of a customer who was ten cents short on his bill. Charlie asks another
waiter what the trouble was and seemingly has to translate the information
for Edna, suggesting that Charlie can speak English but Edna cannot.
A shabby man finds the coin that Charlie had dropped on the sidewalk
earlier. He enters the restaurant, sits at Edna's former table and orders
coffee. When he pays, the coin slips through a hole in Campbell's pocket
this time, and there are a few moments of terrific pantomime as Charlot
attempts to pick up the coin from the floor without attracting anyone's
(especially Waiter Eric's) attention. He now asks for the new bill and pays
with the coin (the same exact coin he had picked up outside). This time,
seeming to distrust Charlie, the gigantic, menacing waiter inserts the coin
between his teeth and bends it double, proving it a counterfeit. The
little fellow melts in fear and shock, almost sinking below the table only
to be yanked up again by the behemoth. He orders more coffee.
Now occurs one of the fabulous strokes of luck that sometimes befall the
Little Fellow, which is as often bad luck as it is good. An artist seated
nearby (Bergman again) spies the couple and hires them to pose for him,
starting the next day. Charlie's bill is again delivered, and the artist
asks for his own bill as well. Charlie, still broke, stares at his bill,
whereupon the Artist offers to pay.
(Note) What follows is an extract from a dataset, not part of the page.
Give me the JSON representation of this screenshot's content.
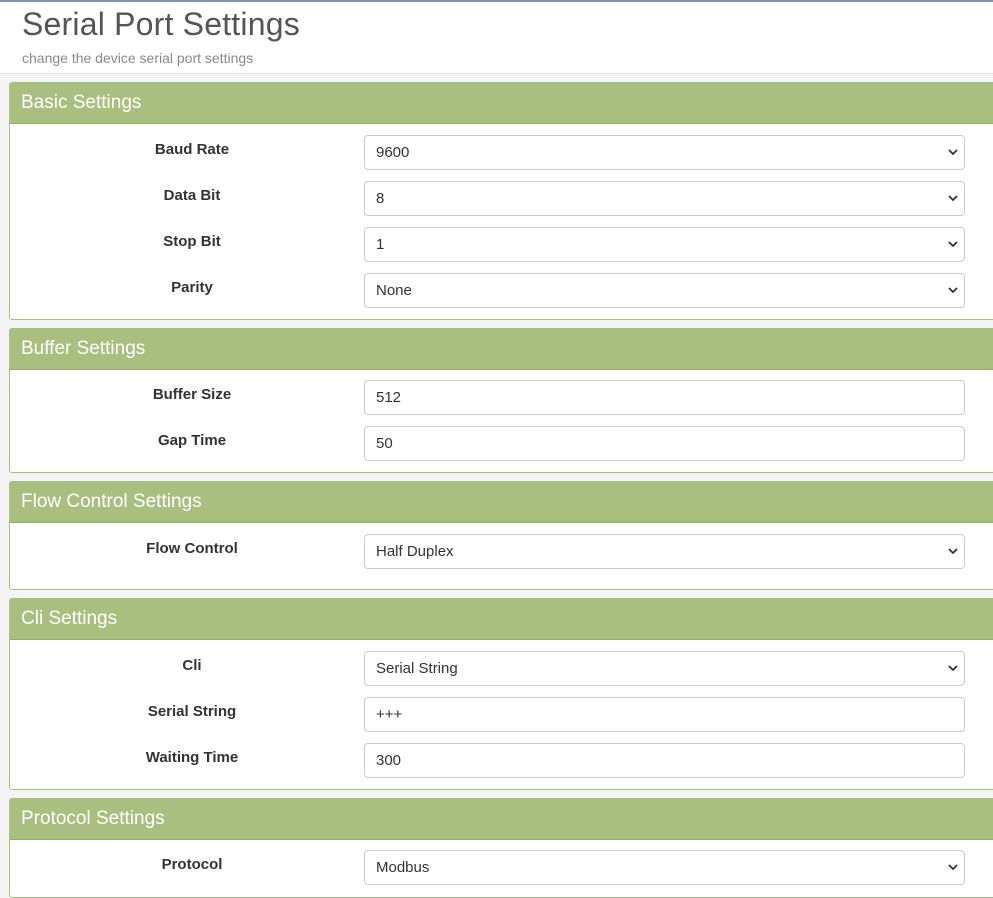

In a perfectly timed and very funny
"Alphonse and Gaston" routine, Charlie protests once too often and again
winds up with the bill. He cleverly pays it from the change from Bergman's
bill, left as a tip. Charlie magnanimously tips the waiter with the
remaining dime, while Campbell glowers at the artist indicating how
parsimonious he thinks he is.
Outside on the street, in the pouring rain, Charlie asks the artist for "a
couple of dollars on account". We see the happy couple outside the
Marriage License Bureau, where Charlie cajoles the giggling Edna into
entering, under the gaze of the straight-laced Registrar. He playfully
carries her across the threshold, albeit with some difficulty (Edna was
gaining a bit of weight, according to Chaplin), as the picture fades out.
The ending, very likely portraying Chaplin's real feelings for Edna
Purviance at the time, is one of the rare times in Chaplin's films in which
he ends up with "the girl". In MY LIFE IN PICTURES Chaplin wrote, "I
thought the end had quite a poetic feeling". In fact the whole film has
that same poetic feeling. It is one of Chaplin's first masterpieces.
USA 1917, b&w, silent, 24-30 minutes, 1809 ft.
Written, directed and produced by Charles Chaplin
Cinematography by Roland Totheroh
Charles Chaplin (Immigrant), Edna Purviance (Immigrant), Kitty Bradbury
(Her Mother), Albert Austin (Slavic Immigrant and Diner), Henry Bergman
(Slavic Woman Immigrant and Artist), Loyal Underwood (Small Immigrant),
Eric Campbell (Head Waiter), James T.Kelly (Shabby man in Restaurant), John Rand (Tipsy Diner Who Cannot Pay), Frank J. Coleman (Gambler on Ship, Ship's Officer and Restaurant Owner), Tom Harrington (Marriage Registrar).
(c) Copyright 1996 by Phil Posner